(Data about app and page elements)
• • • • •

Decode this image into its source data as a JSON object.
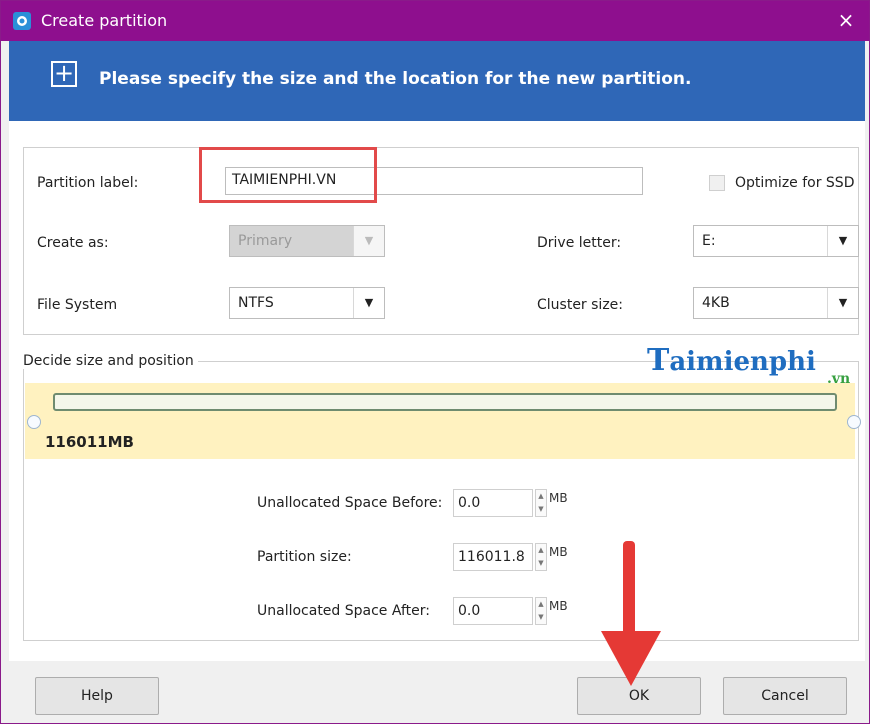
{
  "window": {
    "title": "Create partition",
    "close_glyph": "×"
  },
  "banner": {
    "text": "Please specify the size and the location for the new partition."
  },
  "form": {
    "partition_label": {
      "label": "Partition label:",
      "value": "TAIMIENPHI.VN"
    },
    "optimize_ssd": {
      "label": "Optimize for SSD",
      "checked": false
    },
    "create_as": {
      "label": "Create as:",
      "value": "Primary",
      "disabled": true
    },
    "drive_letter": {
      "label": "Drive letter:",
      "value": "E:"
    },
    "file_system": {
      "label": "File System",
      "value": "NTFS"
    },
    "cluster_size": {
      "label": "Cluster size:",
      "value": "4KB"
    }
  },
  "size_section": {
    "legend": "Decide size and position",
    "partition_size_display": "116011MB",
    "watermark": {
      "logo_letter": "T",
      "text": "aimienphi",
      "suffix": ".vn"
    },
    "fields": [
      {
        "label": "Unallocated Space Before:",
        "value": "0.0",
        "unit": "MB"
      },
      {
        "label": "Partition size:",
        "value": "116011.8",
        "unit": "MB"
      },
      {
        "label": "Unallocated Space After:",
        "value": "0.0",
        "unit": "MB"
      }
    ]
  },
  "buttons": {
    "help": "Help",
    "ok": "OK",
    "cancel": "Cancel"
  },
  "colors": {
    "titlebar": "#8e0f8e",
    "banner": "#2f67b7",
    "highlight": "#e24a4a",
    "arrow": "#e53935",
    "size_area": "#fff2c0"
  }
}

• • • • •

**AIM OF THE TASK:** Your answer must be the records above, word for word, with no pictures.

**REPLY TO THE EXERCISE:**
Decode this image into its source data as a JSON object.
{
  "window": {
    "title": "Create partition",
    "close_glyph": "×"
  },
  "banner": {
    "text": "Please specify the size and the location for the new partition."
  },
  "form": {
    "partition_label": {
      "label": "Partition label:",
      "value": "TAIMIENPHI.VN"
    },
    "optimize_ssd": {
      "label": "Optimize for SSD",
      "checked": false
    },
    "create_as": {
      "label": "Create as:",
      "value": "Primary",
      "disabled": true
    },
    "drive_letter": {
      "label": "Drive letter:",
      "value": "E:"
    },
    "file_system": {
      "label": "File System",
      "value": "NTFS"
    },
    "cluster_size": {
      "label": "Cluster size:",
      "value": "4KB"
    }
  },
  "size_section": {
    "legend": "Decide size and position",
    "partition_size_display": "116011MB",
    "watermark": {
      "logo_letter": "T",
      "text": "aimienphi",
      "suffix": ".vn"
    },
    "fields": [
      {
        "label": "Unallocated Space Before:",
        "value": "0.0",
        "unit": "MB"
      },
      {
        "label": "Partition size:",
        "value": "116011.8",
        "unit": "MB"
      },
      {
        "label": "Unallocated Space After:",
        "value": "0.0",
        "unit": "MB"
      }
    ]
  },
  "buttons": {
    "help": "Help",
    "ok": "OK",
    "cancel": "Cancel"
  },
  "colors": {
    "titlebar": "#8e0f8e",
    "banner": "#2f67b7",
    "highlight": "#e24a4a",
    "arrow": "#e53935",
    "size_area": "#fff2c0"
  }
}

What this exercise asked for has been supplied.